Levene would also like to organise a Rescue!History conference, open to academics and non-academics, historians and non-historians, but he would first like to form a network of collaborators to share the workload with him. True to his green credentials, it would use video-conferencing to avoid unnecessary travel that adds to environmental pollution. Levene himself no longer goes to conferences by plane; he took a boat to a recent conference in Copenhagen.
His interest in tackling urgent, complex global problems through history is also reflected in his research. He has just published the first two books in a planned four-volume series on genocide. The books argue that modern acts of genocide have their roots in the history of the development of modern society and the modern nation-state.
Despite his passion for the subject, Levene came to it by accident. The historian Ronnie Landau was compiling a textbook on the Holocaust 15 years ago and he asked Levene to research material on other acts of genocide. The material was never used, and Levene said "very flippantly" that he would use it for a book. "When I got stuck into it, I realised that it was a much more complex subject than I had thought, he says.
"I didn't come to it with an agenda, but through the process of research I came to the conclusion that genocide could not be looked at in a box on its own. It was a by-product of something bigger, it was part of the bigger process of historical development, although people are much happier looking at genocides as a series of aberrations."
He says that there is greater consensus among historians nowadays that the Holocaust was not a unique event, but he admits it is still controversial territory and that the "ebb" of that way of thinking has led to "a valorisation of victim status". "Very often, the people who are studying genocide do so to prove that they have suffered a more seriously genocidal genocide than anyone else."
Working on genocide for so many years has had an impact on Levene's health. While writing, he became seriously ill, which he attributes to the unending nature of the research. Friends, however, have pointed out that the subject matter may also have played a part.
What has not diminished is his passion for asking the big questions.
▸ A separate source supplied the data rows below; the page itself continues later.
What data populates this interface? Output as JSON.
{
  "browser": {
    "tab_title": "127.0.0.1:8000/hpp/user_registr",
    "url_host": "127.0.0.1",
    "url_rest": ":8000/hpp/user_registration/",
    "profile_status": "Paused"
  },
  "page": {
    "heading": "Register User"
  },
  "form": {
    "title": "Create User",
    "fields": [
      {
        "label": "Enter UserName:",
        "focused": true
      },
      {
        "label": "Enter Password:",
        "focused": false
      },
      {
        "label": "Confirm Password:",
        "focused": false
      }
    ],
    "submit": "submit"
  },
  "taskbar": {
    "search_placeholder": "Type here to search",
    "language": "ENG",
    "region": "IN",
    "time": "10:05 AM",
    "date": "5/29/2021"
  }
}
He thinks academics are afraid of taking a broad-brush approach and says that he might not have done so himself if he had come to academia earlier - he gained his first full-time post 12 years ago when he was 40.
"I have always felt slightly at a distance from the academic profession," he says. "Maybe if I had come to academia through the traditional route, I would not have dared to risk taking a broader approach to history."
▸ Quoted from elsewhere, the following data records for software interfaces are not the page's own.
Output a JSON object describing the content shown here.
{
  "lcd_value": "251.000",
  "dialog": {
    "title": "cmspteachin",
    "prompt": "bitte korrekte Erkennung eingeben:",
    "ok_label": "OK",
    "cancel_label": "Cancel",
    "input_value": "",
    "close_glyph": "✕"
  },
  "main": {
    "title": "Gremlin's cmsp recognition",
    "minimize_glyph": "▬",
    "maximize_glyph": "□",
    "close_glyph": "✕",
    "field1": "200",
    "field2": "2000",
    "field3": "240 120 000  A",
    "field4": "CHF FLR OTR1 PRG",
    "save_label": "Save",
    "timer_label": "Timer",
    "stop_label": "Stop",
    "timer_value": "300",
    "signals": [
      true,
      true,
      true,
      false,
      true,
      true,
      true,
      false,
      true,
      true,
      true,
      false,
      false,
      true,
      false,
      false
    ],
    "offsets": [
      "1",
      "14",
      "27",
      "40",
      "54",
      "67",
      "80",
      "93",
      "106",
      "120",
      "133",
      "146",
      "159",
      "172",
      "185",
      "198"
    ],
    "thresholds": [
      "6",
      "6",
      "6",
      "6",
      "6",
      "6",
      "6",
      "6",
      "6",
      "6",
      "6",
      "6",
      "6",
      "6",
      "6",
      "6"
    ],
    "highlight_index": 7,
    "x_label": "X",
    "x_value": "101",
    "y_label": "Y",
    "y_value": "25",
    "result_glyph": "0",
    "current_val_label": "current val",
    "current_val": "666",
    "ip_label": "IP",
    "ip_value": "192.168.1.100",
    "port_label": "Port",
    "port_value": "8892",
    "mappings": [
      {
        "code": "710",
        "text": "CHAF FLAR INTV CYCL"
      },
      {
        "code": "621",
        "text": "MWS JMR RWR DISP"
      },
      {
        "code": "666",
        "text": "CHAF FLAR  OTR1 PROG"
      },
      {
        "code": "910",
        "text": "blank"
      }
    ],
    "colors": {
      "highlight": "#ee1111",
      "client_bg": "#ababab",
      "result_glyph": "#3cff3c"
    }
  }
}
To contact Mark Levene, email email@example.com
The Rescue!History manifesto is available at www.crisis-forum.org.uk
The Meaning of Genocide and The Rise of the West and the Coming of Genocide are published by I. B. Tauris.